Contrary to our hypothesis, caffeine also tended to inhibit blood-pressure elevation in this study, and it did not show opposite effects to L-theanine on blood pressure raised by psychological stress. Suleman and Siddiqui (1997 to 2004) suggested that caffeine raised blood pressure during stress by elevating the resting baseline from which the response was measured and not by potentiating the acute blood pressure stress response . The psychological stress load used in the current study started right after the sample intake without resting period, which might have been strong and thus potentiated the stress response to a level higher than the response potentiated by caffeine intake. Moreover, Lane and Williams (1987) reported that caffeine potentiated stress-related increases in forearm vasodilation . This might also lower the raised blood pressure measured from the thumb of the left hand in our study.
On the other hand, neither L-theanine nor caffeine decreased the rise in blood pressure caused by CPT compared with the placebo. This might be attributable to the difference in the mechanism between blood pressure elevation by psychological stress and that by the physical stress of pain.
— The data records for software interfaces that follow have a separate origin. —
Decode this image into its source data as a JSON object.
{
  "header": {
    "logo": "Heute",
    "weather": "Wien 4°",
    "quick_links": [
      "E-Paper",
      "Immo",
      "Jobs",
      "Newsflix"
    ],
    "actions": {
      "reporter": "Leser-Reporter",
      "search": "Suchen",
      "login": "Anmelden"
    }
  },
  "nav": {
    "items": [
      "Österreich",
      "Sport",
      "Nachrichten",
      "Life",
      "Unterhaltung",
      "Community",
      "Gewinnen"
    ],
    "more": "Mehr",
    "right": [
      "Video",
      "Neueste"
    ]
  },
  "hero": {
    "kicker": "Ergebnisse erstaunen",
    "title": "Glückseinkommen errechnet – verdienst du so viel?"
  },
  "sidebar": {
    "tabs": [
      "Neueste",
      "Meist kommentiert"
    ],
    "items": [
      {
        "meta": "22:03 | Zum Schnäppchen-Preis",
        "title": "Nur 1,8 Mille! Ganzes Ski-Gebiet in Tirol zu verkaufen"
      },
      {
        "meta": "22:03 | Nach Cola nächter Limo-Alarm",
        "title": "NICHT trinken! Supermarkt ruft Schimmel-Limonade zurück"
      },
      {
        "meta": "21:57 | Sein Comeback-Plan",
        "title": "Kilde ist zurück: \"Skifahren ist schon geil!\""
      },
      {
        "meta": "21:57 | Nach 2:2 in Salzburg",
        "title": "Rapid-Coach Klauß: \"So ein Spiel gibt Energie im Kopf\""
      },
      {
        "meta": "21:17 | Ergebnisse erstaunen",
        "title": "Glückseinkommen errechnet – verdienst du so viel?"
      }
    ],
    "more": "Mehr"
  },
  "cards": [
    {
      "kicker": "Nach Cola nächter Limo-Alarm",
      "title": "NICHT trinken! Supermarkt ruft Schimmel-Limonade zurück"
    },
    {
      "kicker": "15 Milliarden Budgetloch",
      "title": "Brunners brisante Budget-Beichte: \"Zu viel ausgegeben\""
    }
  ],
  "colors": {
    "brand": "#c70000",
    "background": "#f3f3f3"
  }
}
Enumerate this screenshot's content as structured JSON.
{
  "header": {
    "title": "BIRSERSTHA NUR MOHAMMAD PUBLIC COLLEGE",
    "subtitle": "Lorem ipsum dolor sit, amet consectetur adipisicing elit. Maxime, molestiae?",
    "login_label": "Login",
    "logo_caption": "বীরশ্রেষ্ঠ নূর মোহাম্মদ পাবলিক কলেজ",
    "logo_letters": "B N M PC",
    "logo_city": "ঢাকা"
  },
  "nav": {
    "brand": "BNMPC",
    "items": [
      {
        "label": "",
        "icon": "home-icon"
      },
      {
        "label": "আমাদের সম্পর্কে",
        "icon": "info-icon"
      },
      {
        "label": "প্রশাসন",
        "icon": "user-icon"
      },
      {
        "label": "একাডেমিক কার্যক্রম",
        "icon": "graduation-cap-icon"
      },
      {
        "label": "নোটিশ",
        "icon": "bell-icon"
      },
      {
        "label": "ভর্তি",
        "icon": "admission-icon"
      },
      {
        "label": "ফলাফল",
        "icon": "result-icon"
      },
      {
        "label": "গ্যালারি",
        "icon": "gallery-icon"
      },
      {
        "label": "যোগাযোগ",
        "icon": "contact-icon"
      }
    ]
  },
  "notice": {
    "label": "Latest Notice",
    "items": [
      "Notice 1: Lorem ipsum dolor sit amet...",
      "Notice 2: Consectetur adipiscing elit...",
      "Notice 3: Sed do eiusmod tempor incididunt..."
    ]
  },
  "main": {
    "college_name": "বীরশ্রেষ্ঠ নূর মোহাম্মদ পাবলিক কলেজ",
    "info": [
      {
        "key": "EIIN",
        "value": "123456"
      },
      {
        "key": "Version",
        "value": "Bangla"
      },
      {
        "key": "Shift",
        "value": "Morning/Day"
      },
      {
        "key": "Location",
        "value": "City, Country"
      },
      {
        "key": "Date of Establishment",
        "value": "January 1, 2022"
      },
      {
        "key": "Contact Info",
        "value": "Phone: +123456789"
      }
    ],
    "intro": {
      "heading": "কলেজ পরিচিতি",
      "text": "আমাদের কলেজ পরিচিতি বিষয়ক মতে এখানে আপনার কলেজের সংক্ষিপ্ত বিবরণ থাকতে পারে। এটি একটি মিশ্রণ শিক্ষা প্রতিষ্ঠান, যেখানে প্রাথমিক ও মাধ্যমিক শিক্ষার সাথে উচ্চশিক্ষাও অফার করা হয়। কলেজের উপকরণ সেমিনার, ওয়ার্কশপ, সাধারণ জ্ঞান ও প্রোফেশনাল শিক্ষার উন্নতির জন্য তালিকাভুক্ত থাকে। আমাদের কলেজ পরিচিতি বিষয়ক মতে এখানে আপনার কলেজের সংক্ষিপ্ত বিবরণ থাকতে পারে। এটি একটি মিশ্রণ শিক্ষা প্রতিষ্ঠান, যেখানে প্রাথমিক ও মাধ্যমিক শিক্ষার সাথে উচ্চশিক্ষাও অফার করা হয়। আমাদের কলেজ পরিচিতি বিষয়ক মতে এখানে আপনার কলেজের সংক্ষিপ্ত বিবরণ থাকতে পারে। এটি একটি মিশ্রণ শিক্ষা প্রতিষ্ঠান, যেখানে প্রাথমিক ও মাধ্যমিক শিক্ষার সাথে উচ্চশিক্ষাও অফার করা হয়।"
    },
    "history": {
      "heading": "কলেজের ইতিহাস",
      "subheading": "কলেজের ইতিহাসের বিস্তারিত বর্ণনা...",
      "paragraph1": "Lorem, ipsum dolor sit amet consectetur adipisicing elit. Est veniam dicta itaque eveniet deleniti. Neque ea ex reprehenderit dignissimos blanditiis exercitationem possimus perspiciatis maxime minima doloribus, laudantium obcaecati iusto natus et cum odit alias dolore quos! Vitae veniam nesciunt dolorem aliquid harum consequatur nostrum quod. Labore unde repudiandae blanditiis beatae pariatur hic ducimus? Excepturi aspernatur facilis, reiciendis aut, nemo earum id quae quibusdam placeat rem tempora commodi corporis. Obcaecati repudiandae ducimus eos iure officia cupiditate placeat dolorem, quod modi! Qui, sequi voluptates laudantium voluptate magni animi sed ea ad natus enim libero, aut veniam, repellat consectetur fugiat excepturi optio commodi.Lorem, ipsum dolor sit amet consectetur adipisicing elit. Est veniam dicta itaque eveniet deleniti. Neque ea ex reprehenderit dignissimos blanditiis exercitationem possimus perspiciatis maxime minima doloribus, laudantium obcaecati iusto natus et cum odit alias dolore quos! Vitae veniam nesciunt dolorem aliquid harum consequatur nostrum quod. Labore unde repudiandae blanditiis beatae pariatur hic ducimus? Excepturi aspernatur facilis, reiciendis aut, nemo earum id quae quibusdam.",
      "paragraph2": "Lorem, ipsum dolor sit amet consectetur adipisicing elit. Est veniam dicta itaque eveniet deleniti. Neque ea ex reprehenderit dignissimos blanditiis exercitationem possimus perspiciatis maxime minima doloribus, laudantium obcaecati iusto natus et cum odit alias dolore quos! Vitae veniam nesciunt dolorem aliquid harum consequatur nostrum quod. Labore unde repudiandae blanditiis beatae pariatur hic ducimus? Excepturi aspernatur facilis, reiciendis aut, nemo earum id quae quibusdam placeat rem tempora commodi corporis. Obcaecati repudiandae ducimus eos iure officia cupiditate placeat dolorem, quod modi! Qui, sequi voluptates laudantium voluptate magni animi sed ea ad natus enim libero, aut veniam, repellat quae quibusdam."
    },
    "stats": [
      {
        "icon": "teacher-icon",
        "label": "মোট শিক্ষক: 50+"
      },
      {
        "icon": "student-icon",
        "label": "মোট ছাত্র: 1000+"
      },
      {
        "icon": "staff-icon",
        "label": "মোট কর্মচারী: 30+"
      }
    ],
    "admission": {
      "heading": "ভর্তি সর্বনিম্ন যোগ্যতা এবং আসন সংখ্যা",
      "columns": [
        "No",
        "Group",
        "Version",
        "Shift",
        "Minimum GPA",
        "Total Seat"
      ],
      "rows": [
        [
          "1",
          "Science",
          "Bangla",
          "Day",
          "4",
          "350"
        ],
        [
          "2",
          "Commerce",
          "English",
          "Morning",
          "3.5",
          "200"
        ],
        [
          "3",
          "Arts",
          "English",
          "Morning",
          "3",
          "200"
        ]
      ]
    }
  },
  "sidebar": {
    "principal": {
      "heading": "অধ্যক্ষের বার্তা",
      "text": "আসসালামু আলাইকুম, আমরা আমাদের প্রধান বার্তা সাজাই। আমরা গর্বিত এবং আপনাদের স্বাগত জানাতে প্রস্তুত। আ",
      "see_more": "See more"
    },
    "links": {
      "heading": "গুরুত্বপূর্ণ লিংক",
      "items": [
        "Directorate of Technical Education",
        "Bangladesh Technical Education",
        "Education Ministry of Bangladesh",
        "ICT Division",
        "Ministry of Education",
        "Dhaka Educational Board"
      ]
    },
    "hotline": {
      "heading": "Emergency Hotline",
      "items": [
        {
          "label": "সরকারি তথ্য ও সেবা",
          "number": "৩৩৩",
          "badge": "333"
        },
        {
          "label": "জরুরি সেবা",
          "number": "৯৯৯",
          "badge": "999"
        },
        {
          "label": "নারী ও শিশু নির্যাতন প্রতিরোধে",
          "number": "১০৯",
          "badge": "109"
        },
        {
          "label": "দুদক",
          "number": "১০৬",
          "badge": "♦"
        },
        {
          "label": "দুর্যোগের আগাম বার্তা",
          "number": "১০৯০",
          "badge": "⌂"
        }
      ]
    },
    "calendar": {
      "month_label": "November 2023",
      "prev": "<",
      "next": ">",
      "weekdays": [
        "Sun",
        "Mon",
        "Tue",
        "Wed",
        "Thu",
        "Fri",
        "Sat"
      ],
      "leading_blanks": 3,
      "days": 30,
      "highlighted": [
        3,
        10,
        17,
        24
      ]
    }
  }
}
Further studies are needed to confirm this and to investigate how L-theanine or caffeine influences the autonomic nervous system responses under other kinds of physical stress.
At last, due to the limitation on the amount of female participants in this study, the possible effects of their menstrual period are difficult to be discussed this time. Thus, there is a possibility that the results might be different if the number of participants is large enough to sort them into four groups: two male groups (the high- and the low-response groups) and two female groups (also the high- and low-response groups). We would like to confirm this with larger numbers of both male and female participants in future.
Our results suggested that L-theanine not only reduces anxiety but also attenuates the rise in blood pressure in high-stress-response adults. In addition, neither L-theanine nor caffeine showed any effect on decreasing the rise in blood pressure caused by strong physical stress, such as the CPT used in this study.
A-H: Anger-hostility; AMT: Measurement after mental tasks; ANOVA: Analysis of variance; AT: Arithmetic mental task; C: Confusion-bewilderment; CPT: Cold pressor test; D: Depression-dejection; DT: Auditory oddball target detection task; F: Fatigue-inertia; HSD: Tukey’s honestly significant difference; POMS: Profile of Mood States; T-A: Tension-anxiety; V: Vigor-activity; VAS: Visual analogue scales.
The authors declare that they have no competing interests.
AY conceived and designed the study, performed the experiments and the statistical analysis, and drafted the manuscript. MM and SM helped to carry out the experiments and to perform data analysis. HY conceived of the study, participated in its design and coordination, and helped to draft the manuscript. All authors have read and approved the final manuscript.
This work was supported in part by grants from the Collaboration of Regional Entities for the Advancement of Technological Excellence (CREATE), research funds provided by the Japan Society and Technology Agency (JST), and by a Grant-in-Aid for Scientific Research (B) provided by the Japan Society for the Promotion of Sciences (JSPS) from the Ministry of Education, Culture, Sports, Science, and Technology of Japan.